John McCain has repeatedly said that he knows more about Foreign Policy than he does about the economy. Well, when it’s politically expedient. Here’s a reminder:
Yet this morning, McCain again showed not just his inability to know or understand who the friends of America are, but, even when guided by the interviewer, still couldn’t manage to make a coherent statement; he simply repeated his Talking Points du Jour ™; and more belligerence towards everyone, including American allies, in this case, Prime Minister Zapatero of Spain, a NATO ally.
Is McCain confused on who our allies are or is he just refusing to respond to the question of whether he would meet with Zapatero; rejecting Spain AS an American ally?

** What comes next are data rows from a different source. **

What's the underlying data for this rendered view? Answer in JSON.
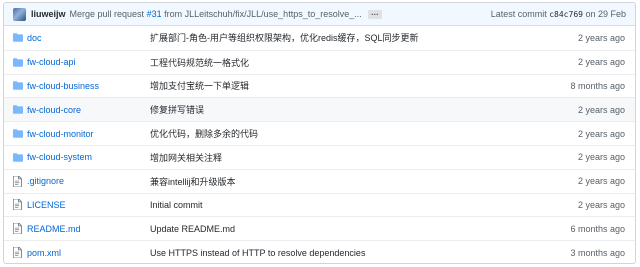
{
  "commit_bar": {
    "author": "liuweijw",
    "message_prefix": "Merge pull request",
    "issue": "#31",
    "message_rest": "from JLLeitschuh/fix/JLL/use_https_to_resolve_...",
    "ellipsis": "…",
    "latest_label": "Latest commit",
    "sha": "c84c769",
    "date": "on 29 Feb"
  },
  "files": [
    {
      "type": "folder",
      "icon": "folder-icon",
      "name": "doc",
      "message": "扩展部门-角色-用户等组织权限架构，优化redis缓存，SQL同步更新",
      "age": "2 years ago"
    },
    {
      "type": "folder",
      "icon": "folder-icon",
      "name": "fw-cloud-api",
      "message": "工程代码规范统一格式化",
      "age": "2 years ago"
    },
    {
      "type": "folder",
      "icon": "folder-icon",
      "name": "fw-cloud-business",
      "message": "增加支付宝统一下单逻辑",
      "age": "8 months ago"
    },
    {
      "type": "folder",
      "icon": "folder-icon",
      "name": "fw-cloud-core",
      "message": "修复拼写错误",
      "age": "2 years ago"
    },
    {
      "type": "folder",
      "icon": "folder-icon",
      "name": "fw-cloud-monitor",
      "message": "优化代码，删除多余的代码",
      "age": "2 years ago"
    },
    {
      "type": "folder",
      "icon": "folder-icon",
      "name": "fw-cloud-system",
      "message": "增加网关相关注释",
      "age": "2 years ago"
    },
    {
      "type": "file",
      "icon": "file-icon",
      "name": ".gitignore",
      "message": "兼容intellij和升级版本",
      "age": "2 years ago"
    },
    {
      "type": "file",
      "icon": "file-icon",
      "name": "LICENSE",
      "message": "Initial commit",
      "age": "2 years ago"
    },
    {
      "type": "file",
      "icon": "file-icon",
      "name": "README.md",
      "message": "Update README.md",
      "age": "6 months ago"
    },
    {
      "type": "file",
      "icon": "file-icon",
      "name": "pom.xml",
      "message": "Use HTTPS instead of HTTP to resolve dependencies",
      "age": "3 months ago"
    }
  ],
  "highlighted_row": "fw-cloud-core",
  "colors": {
    "link": "#0366d6",
    "folder": "#79b8ff",
    "file": "#6a737d",
    "commit_bg": "#f1f8ff"
  }
}
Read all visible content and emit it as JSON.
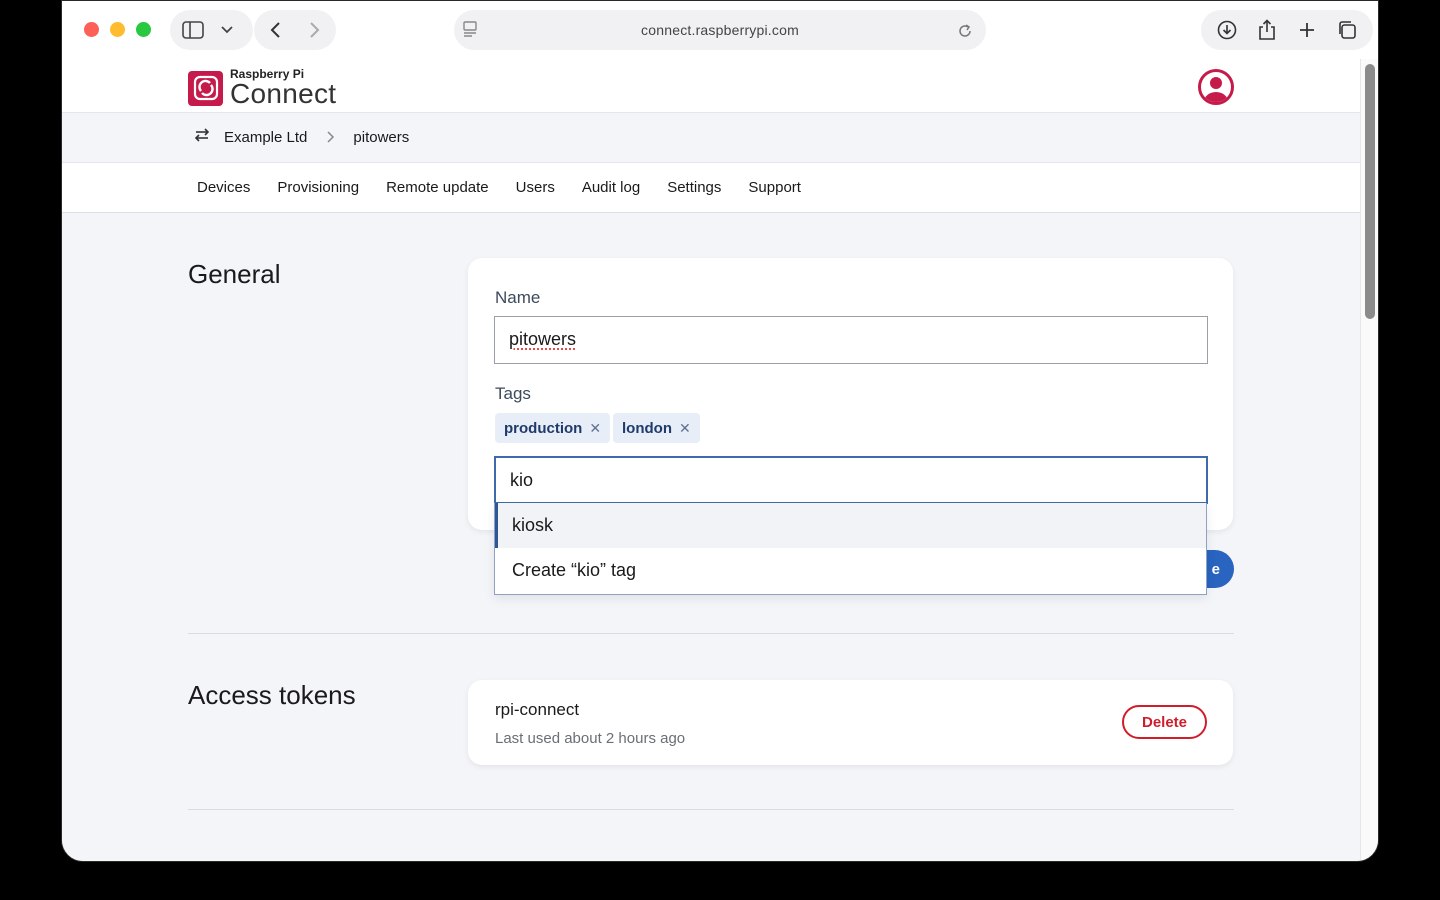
{
  "browser": {
    "url": "connect.raspberrypi.com"
  },
  "app": {
    "brand_small": "Raspberry Pi",
    "brand_large": "Connect",
    "brand_color": "#c51a4a"
  },
  "breadcrumb": {
    "org": "Example Ltd",
    "workspace": "pitowers"
  },
  "tabs": [
    {
      "label": "Devices"
    },
    {
      "label": "Provisioning"
    },
    {
      "label": "Remote update"
    },
    {
      "label": "Users"
    },
    {
      "label": "Audit log"
    },
    {
      "label": "Settings"
    },
    {
      "label": "Support"
    }
  ],
  "general": {
    "title": "General",
    "name_label": "Name",
    "name_value": "pitowers",
    "tags_label": "Tags",
    "tags": [
      {
        "label": "production"
      },
      {
        "label": "london"
      }
    ],
    "tag_input_value": "kio",
    "save_peek": "e",
    "suggestions": [
      {
        "label": "kiosk",
        "active": true
      },
      {
        "label": "Create “kio” tag",
        "active": false
      }
    ]
  },
  "tokens": {
    "title": "Access tokens",
    "items": [
      {
        "name": "rpi-connect",
        "meta": "Last used about 2 hours ago",
        "delete_label": "Delete"
      }
    ]
  }
}
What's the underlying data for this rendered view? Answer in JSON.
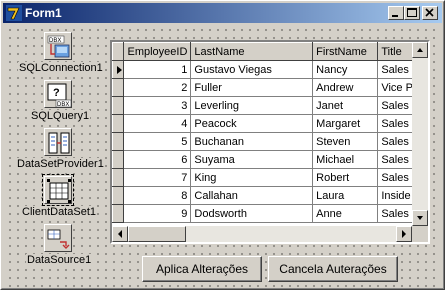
{
  "window": {
    "title": "Form1",
    "icon": "delphi-icon"
  },
  "title_buttons": [
    "minimize-icon",
    "maximize-icon",
    "close-icon"
  ],
  "components": [
    {
      "label": "SQLConnection1",
      "icon": "sql-connection-icon",
      "icon_text": "DBX"
    },
    {
      "label": "SQLQuery1",
      "icon": "sql-query-icon",
      "icon_text": "DBX"
    },
    {
      "label": "DataSetProvider1",
      "icon": "dataset-provider-icon"
    },
    {
      "label": "ClientDataSet1",
      "icon": "client-dataset-icon"
    },
    {
      "label": "DataSource1",
      "icon": "datasource-icon"
    }
  ],
  "grid": {
    "columns": [
      "EmployeeID",
      "LastName",
      "FirstName",
      "Title"
    ],
    "rows": [
      [
        "1",
        "Gustavo Viegas",
        "Nancy",
        "Sales R"
      ],
      [
        "2",
        "Fuller",
        "Andrew",
        "Vice P"
      ],
      [
        "3",
        "Leverling",
        "Janet",
        "Sales R"
      ],
      [
        "4",
        "Peacock",
        "Margaret",
        "Sales R"
      ],
      [
        "5",
        "Buchanan",
        "Steven",
        "Sales M"
      ],
      [
        "6",
        "Suyama",
        "Michael",
        "Sales R"
      ],
      [
        "7",
        "King",
        "Robert",
        "Sales R"
      ],
      [
        "8",
        "Callahan",
        "Laura",
        "Inside"
      ],
      [
        "9",
        "Dodsworth",
        "Anne",
        "Sales R"
      ]
    ],
    "current_row": 0
  },
  "buttons": {
    "apply": "Aplica Alterações",
    "cancel": "Cancela Auterações"
  }
}
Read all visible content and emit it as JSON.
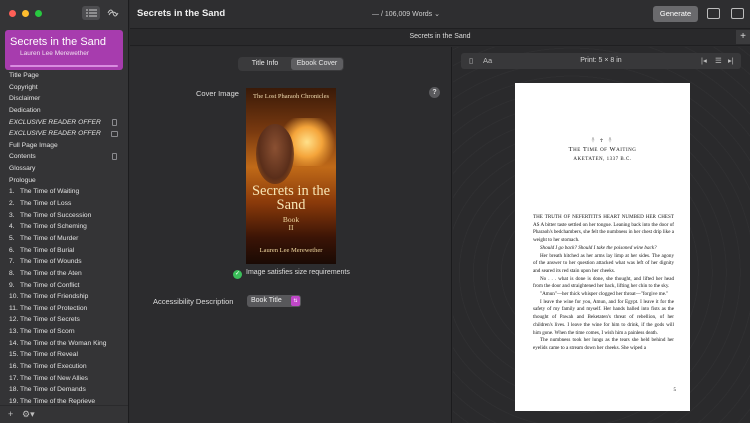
{
  "window": {
    "traffic_colors": [
      "#ff5f57",
      "#febc2e",
      "#28c840"
    ]
  },
  "sidebar": {
    "book_title": "Secrets in the Sand",
    "author": "Lauren Lee Merewether",
    "items": [
      {
        "label": "Title Page"
      },
      {
        "label": "Copyright"
      },
      {
        "label": "Disclaimer"
      },
      {
        "label": "Dedication"
      },
      {
        "label": "EXCLUSIVE READER OFFER",
        "italic": true,
        "icon": "phone-icon"
      },
      {
        "label": "EXCLUSIVE READER OFFER",
        "italic": true,
        "icon": "book-icon"
      },
      {
        "label": "Full Page Image"
      },
      {
        "label": "Contents",
        "icon": "phone-icon"
      },
      {
        "label": "Glossary"
      },
      {
        "label": "Prologue"
      },
      {
        "num": "1.",
        "label": "The Time of Waiting"
      },
      {
        "num": "2.",
        "label": "The Time of Loss"
      },
      {
        "num": "3.",
        "label": "The Time of Succession"
      },
      {
        "num": "4.",
        "label": "The Time of Scheming"
      },
      {
        "num": "5.",
        "label": "The Time of Murder"
      },
      {
        "num": "6.",
        "label": "The Time of Burial"
      },
      {
        "num": "7.",
        "label": "The Time of Wounds"
      },
      {
        "num": "8.",
        "label": "The Time of the Aten"
      },
      {
        "num": "9.",
        "label": "The Time of Conflict"
      },
      {
        "num": "10.",
        "label": "The Time of Friendship"
      },
      {
        "num": "11.",
        "label": "The Time of Protection"
      },
      {
        "num": "12.",
        "label": "The Time of Secrets"
      },
      {
        "num": "13.",
        "label": "The Time of Scorn"
      },
      {
        "num": "14.",
        "label": "The Time of the Woman King"
      },
      {
        "num": "15.",
        "label": "The Time of Reveal"
      },
      {
        "num": "16.",
        "label": "The Time of Execution"
      },
      {
        "num": "17.",
        "label": "The Time of New Allies"
      },
      {
        "num": "18.",
        "label": "The Time of Demands"
      },
      {
        "num": "19.",
        "label": "The Time of the Reprieve"
      }
    ]
  },
  "titlebar": {
    "title": "Secrets in the Sand",
    "word_count": "— / 106,009 Words",
    "generate": "Generate"
  },
  "subbar": {
    "chapter": "Secrets in the Sand"
  },
  "editor": {
    "tabs": [
      "Title Info",
      "Ebook Cover"
    ],
    "selected_tab": 1,
    "cover_label": "Cover Image",
    "cover": {
      "series": "The Lost Pharaoh Chronicles",
      "title": "Secrets in the Sand",
      "book": "Book",
      "book_num": "II",
      "author": "Lauren Lee Merewether"
    },
    "size_ok": "Image satisfies size requirements",
    "accessibility_label": "Accessibility Description",
    "accessibility_value": "Book Title"
  },
  "preview": {
    "print_size": "Print: 5 × 8 in",
    "page": {
      "ornament": "𓋹 ☥ 𓋹",
      "chapter_title": "The Time of Waiting",
      "place": "AKETATEN, 1337 B.C.",
      "paragraphs": [
        {
          "text": "THE TRUTH OF NEFERTITI'S HEART NUMBED HER CHEST AS A bitter taste settled on her tongue. Leaning back into the door of Pharaoh's bedchambers, she felt the numbness in her chest drip like a weight to her stomach.",
          "first": true
        },
        {
          "text": "Should I go back? Should I take the poisoned wine back?",
          "italic": true
        },
        {
          "text": "Her breath hitched as her arms lay limp at her sides. The agony of the answer to her question attacked what was left of her dignity and seared its red stain upon her cheeks."
        },
        {
          "text": "No . . . what is done is done, she thought, and lifted her head from the door and straightened her back, lifting her chin to the sky."
        },
        {
          "text": "\"Amun\"—her thick whisper clogged her throat—\"forgive me.\""
        },
        {
          "text": "I leave the wine for you, Amun, and for Egypt. I leave it for the safety of my family and myself. Her hands balled into fists as the thought of Pawah and Beketaten's threat of rebellion, of her children's lives. I leave the wine for him to drink, if the gods will him gone. When the time comes, I wish him a painless death."
        },
        {
          "text": "The numbness took her lungs as the tears she held behind her eyelids came to a stream down her cheeks. She wiped a"
        }
      ],
      "page_number": "5"
    }
  }
}
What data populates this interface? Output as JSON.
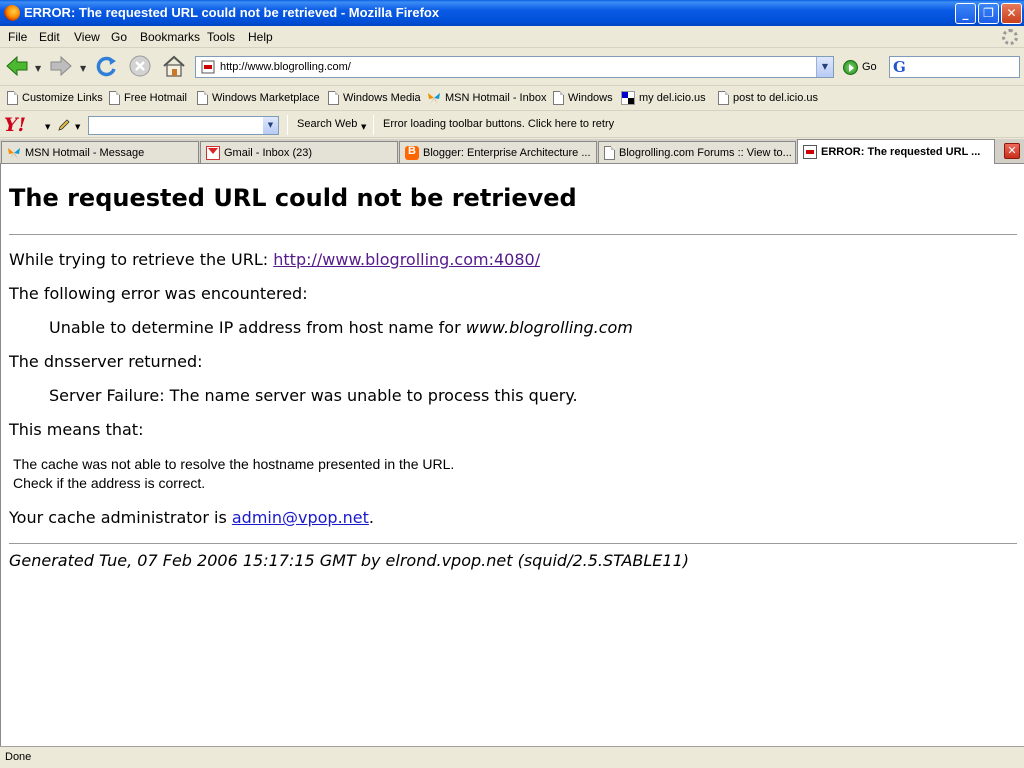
{
  "window": {
    "title": "ERROR: The requested URL could not be retrieved - Mozilla Firefox",
    "minimize_label": "_",
    "maximize_label": "❐",
    "close_label": "✕"
  },
  "menu": {
    "items": [
      "File",
      "Edit",
      "View",
      "Go",
      "Bookmarks",
      "Tools",
      "Help"
    ]
  },
  "navigation": {
    "url": "http://www.blogrolling.com/",
    "go_label": "Go",
    "search_value": "",
    "search_engine_glyph": "G"
  },
  "bookmarks": {
    "items": [
      "Customize Links",
      "Free Hotmail",
      "Windows Marketplace",
      "Windows Media",
      "MSN Hotmail - Inbox",
      "Windows",
      "my del.icio.us",
      "post to del.icio.us"
    ]
  },
  "yahoo_toolbar": {
    "logo": "Y!",
    "search_value": "",
    "search_web_label": "Search Web",
    "error_message": "Error loading toolbar buttons. Click here to retry"
  },
  "tabs": [
    {
      "label": "MSN Hotmail - Message",
      "icon": "msn-butterfly-icon"
    },
    {
      "label": "Gmail - Inbox (23)",
      "icon": "gmail-icon"
    },
    {
      "label": "Blogger: Enterprise Architecture ...",
      "icon": "blogger-icon"
    },
    {
      "label": "Blogrolling.com Forums :: View to...",
      "icon": "page-icon"
    },
    {
      "label": "ERROR: The requested URL ...",
      "icon": "error-page-icon",
      "active": true
    }
  ],
  "content": {
    "heading": "The requested URL could not be retrieved",
    "retrieve_prefix": "While trying to retrieve the URL: ",
    "retrieve_url": "http://www.blogrolling.com:4080/",
    "error_intro": "The following error was encountered:",
    "error_detail_prefix": "Unable to determine IP address from host name for ",
    "error_detail_host": "www.blogrolling.com",
    "dns_intro": "The dnsserver returned:",
    "dns_detail": "Server Failure: The name server was unable to process this query.",
    "means_intro": "This means that:",
    "means_line1": "The cache was not able to resolve the hostname presented in the URL.",
    "means_line2": "Check if the address is correct.",
    "admin_prefix": "Your cache administrator is ",
    "admin_email": "admin@vpop.net",
    "admin_suffix": ".",
    "generated": "Generated Tue, 07 Feb 2006 15:17:15 GMT by elrond.vpop.net (squid/2.5.STABLE11)"
  },
  "status": {
    "text": "Done"
  },
  "colors": {
    "titlebar": "#0054e3",
    "visited_link": "#551a8b",
    "link": "#1a1acc",
    "chrome": "#ece9d8"
  }
}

McCain continually touts his knowledge and understanding of all things foreign, yet consistently makes mistakes on those very policies where he is the supposed expert.
Steve Benen says it best:
McCain thinks the recent conflict between Russia and Georgia was “the first probably serious crisis internationally since the end of the Cold War.” He thinks Iraq and Pakistan share a border. He believes Czechoslovakia is still a country. He’s been confused about the difference between Sudan and Somalia. He’s been confused about whether he wants more U.S. troops in Afghanistan, more NATO troops in Afghanistan, or both. He’s been confused about how many U.S. troops are in Iraq. He’s been confused about whether the U.S. can maintain a long-term presence in Iraq. He’s been confused about Iran’s relationship with al Qaeda. He’s been confused about the difference between Sunni and Shi’ia. McCain, following a recent trip to Germany, even referred to “President Putin of Germany.” All of this incoherence on his signature issue.
I will venture to guess that compared to his running mate, McCain is an expert – in just about everything. Sarah Palin has problems getting the American landscape right, let alone anything in the foreign arena. It’s a big world out there, Sarah. Simply being able to see the Russian front from somewhere in your state is far from sufficient to become first in line to the presidency. FWIW, Iowa doesn’t seem to be impressed.